## To do:
Given the listing below, the answer must be only the number of lines containing the string "icon".

· · · · ·

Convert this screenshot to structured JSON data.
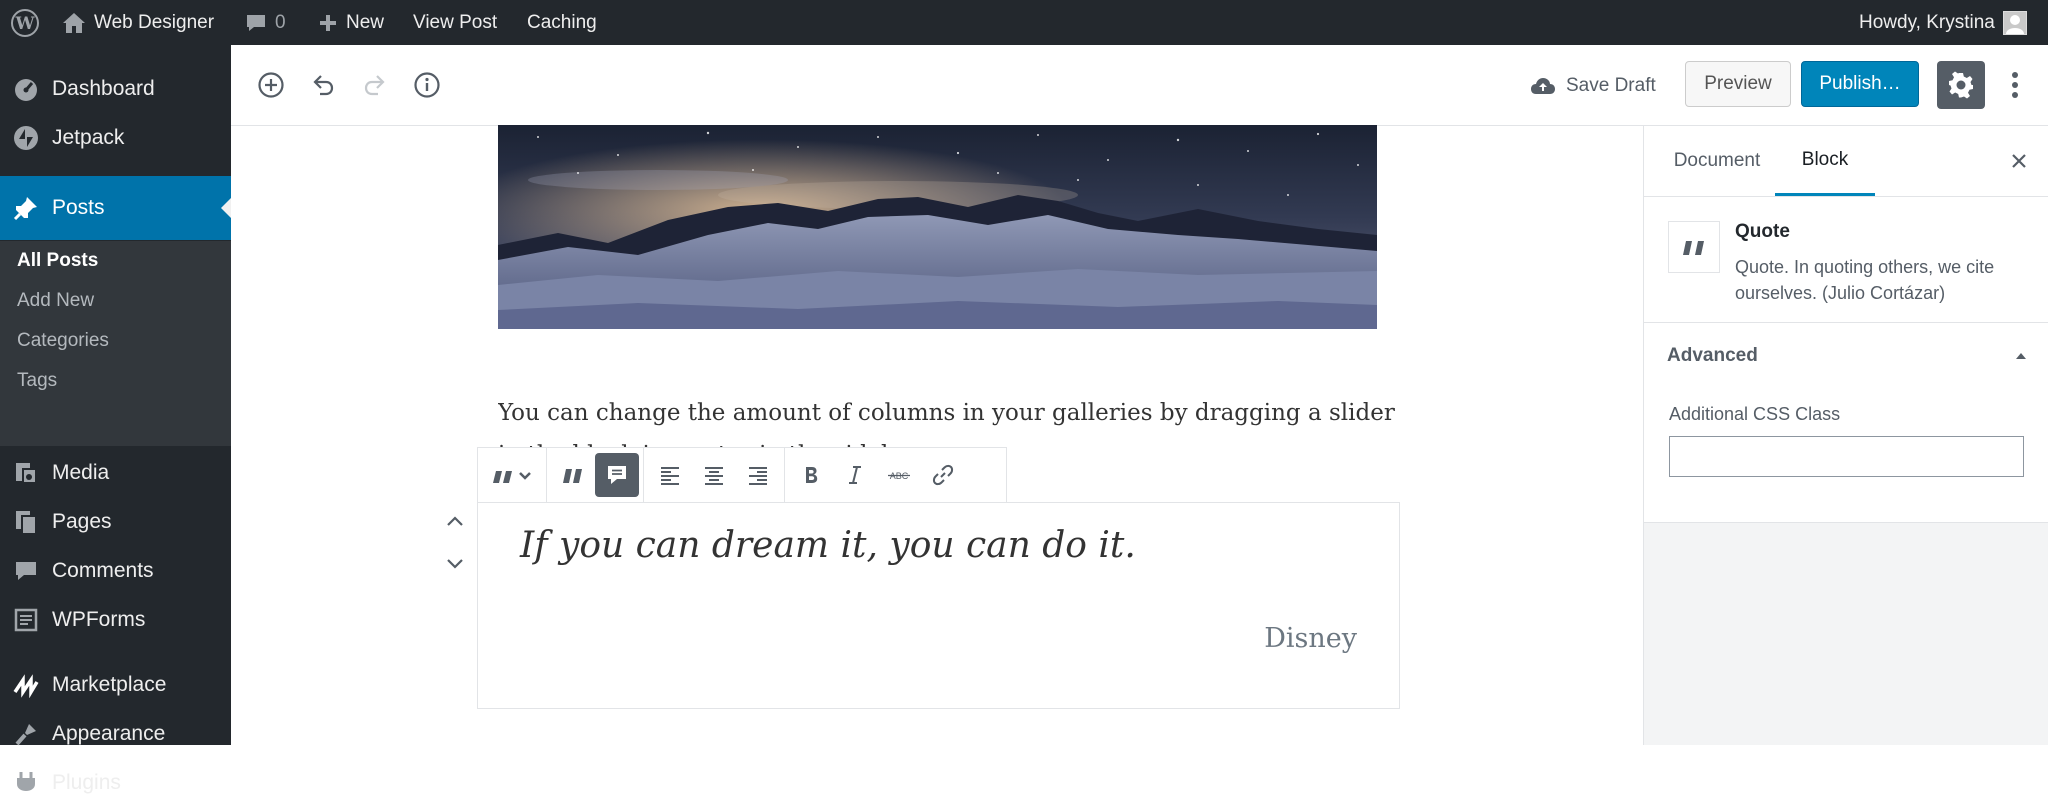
{
  "admin_bar": {
    "site_name": "Web Designer",
    "comments_count": "0",
    "new_label": "New",
    "view_post_label": "View Post",
    "caching_label": "Caching",
    "greeting": "Howdy, Krystina"
  },
  "sidebar": {
    "items": [
      {
        "label": "Dashboard",
        "icon": "dashboard-icon"
      },
      {
        "label": "Jetpack",
        "icon": "jetpack-icon"
      },
      {
        "label": "Posts",
        "icon": "pin-icon"
      },
      {
        "label": "Media",
        "icon": "media-icon"
      },
      {
        "label": "Pages",
        "icon": "pages-icon"
      },
      {
        "label": "Comments",
        "icon": "comments-icon"
      },
      {
        "label": "WPForms",
        "icon": "wpforms-icon"
      },
      {
        "label": "Marketplace",
        "icon": "marketplace-icon"
      },
      {
        "label": "Appearance",
        "icon": "appearance-icon"
      },
      {
        "label": "Plugins",
        "icon": "plugins-icon"
      }
    ],
    "posts_submenu": [
      "All Posts",
      "Add New",
      "Categories",
      "Tags"
    ]
  },
  "editor_header": {
    "save_draft_label": "Save Draft",
    "preview_label": "Preview",
    "publish_label": "Publish…"
  },
  "content": {
    "paragraph": "You can change the amount of columns in your galleries by dragging a slider in the block inspector in the sidebar.",
    "quote_text": "If you can dream it, you can do it.",
    "quote_citation": "Disney"
  },
  "inspector": {
    "tabs": [
      "Document",
      "Block"
    ],
    "active_tab": "Block",
    "block_name": "Quote",
    "block_description": "Quote. In quoting others, we cite ourselves. (Julio Cortázar)",
    "advanced_title": "Advanced",
    "css_class_label": "Additional CSS Class",
    "css_class_value": ""
  },
  "colors": {
    "admin_dark": "#23282d",
    "admin_blue": "#0073aa",
    "publish_blue": "#0085ba",
    "submenu_bg": "#32373c",
    "inspector_bg": "#f3f4f5"
  }
}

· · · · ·

## Written response:
10